God put Adam and Eve in the garden. We were naked and unashamed. Our instructions were “to dress it and keep it” (Gen 2:15 KJV). All of creation was ours; we only had to refrain from eating from one tree.
You know the story. We have been naked, ashamed, and ripping leaves off trees ever since. We have been at enmity with God and nature.
Christ died on a tree so that we might have access to the Tree of Life—not the mall, not the stadium, not entertainment. Our hope isn’t in our ability to flatten every forest on earth. Our hope is in an empty tomb and the man Mary mistook for a gardener. That was not a mistake. Christ is the new Adam. He does not strip the forest for vanity—or to hide from God—like the old Adam (Romans 8:22-25).
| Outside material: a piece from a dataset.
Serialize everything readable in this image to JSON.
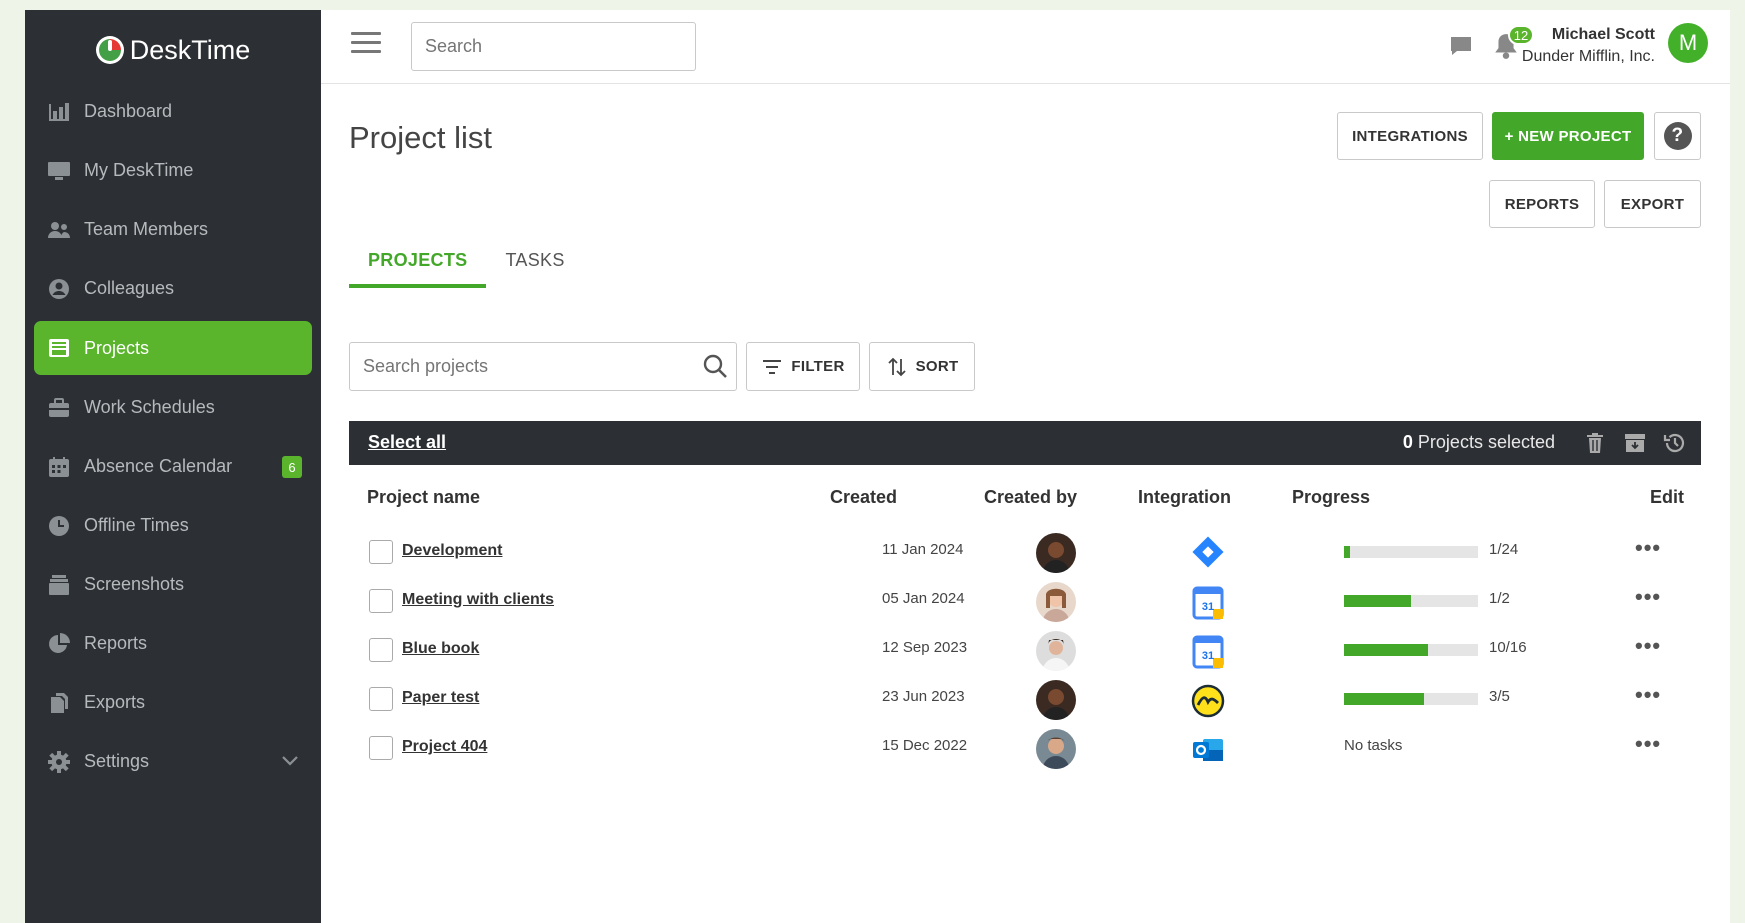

When I close my eyes and picture heaven, I see birds near God’s holy throne (Psalm 84:3), taste water as clear as crystal, and hear all creation praising the Lord (Revelation 4:6-7). The trees shout for joy. God has come to judge the earth,His forest always knew how the verdict would go! (1Chronicles 16:33)
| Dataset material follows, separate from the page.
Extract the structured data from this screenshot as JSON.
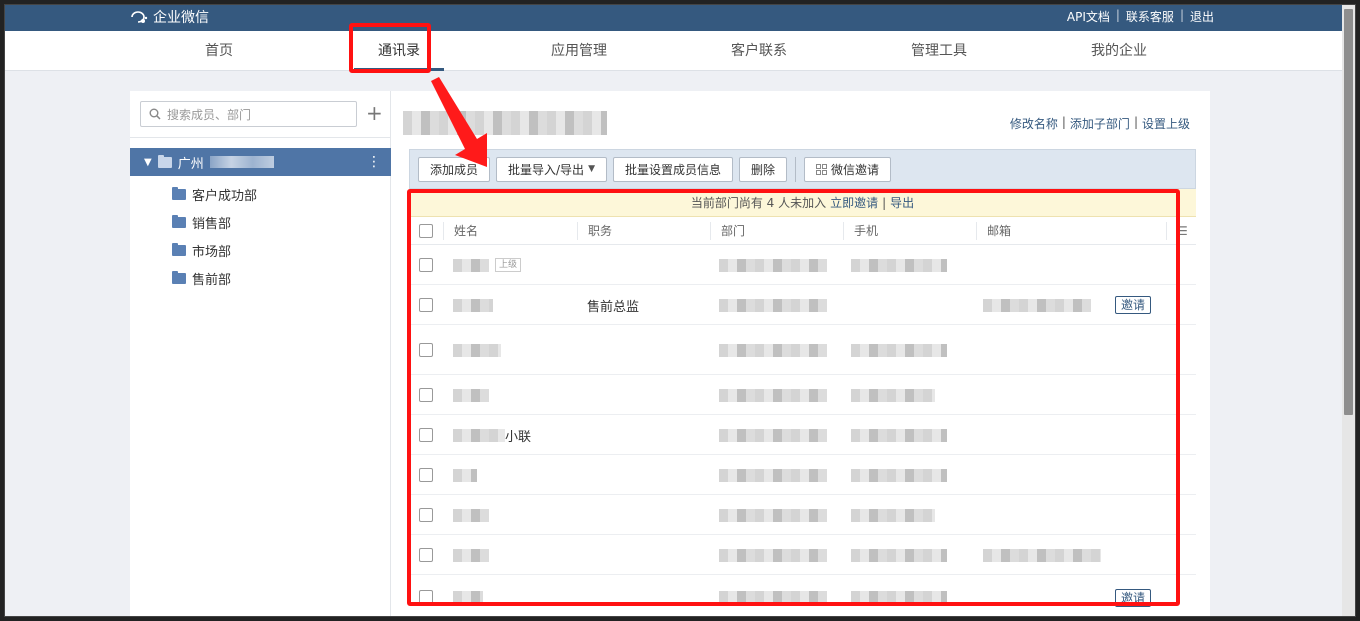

In heaven, God’s throne faces a tree that stretches from one edge of the river of life to the other. The water that feeds The Tree of Life is unpolluted (Revelation 22:1-5). A lamb is there! Its blood was once spread on wooden doorposts to seal out death (Exodus 12:7). Now its blood is spread on a wooden cross that opens the door to our true home (1 Corinthians 5:7). I see a desert blooming! I see acacia, myrtle, and olive trees. I see cypress and pines (Isaiah 41:18-20). I see a city of God—perfect harmony. I hear quiet (Revelation 8:1).
When you close your eyes and think of heaven, what do you see? On earth as it is in heaven.
Matthew Sleeth, MD, is the author of Serve God, Save the Planet and 24/6. A former chief of staff and emergency room director, Dr. Sleeth left his practice to teach, preach, and write about biblical stewardship. A highly sought after speaker, Dr. Sleeth has spoken at more than 1,000 churches, campuses, and events, including serving as the monthly guest preacher at The Washington National Cathedral. Recognized by Newsweek as one of the nation’s most influential evangelical leaders, Dr. Sleeth is the executive director of Blessed Earth and founder of the Seminary Stewardship Alliance.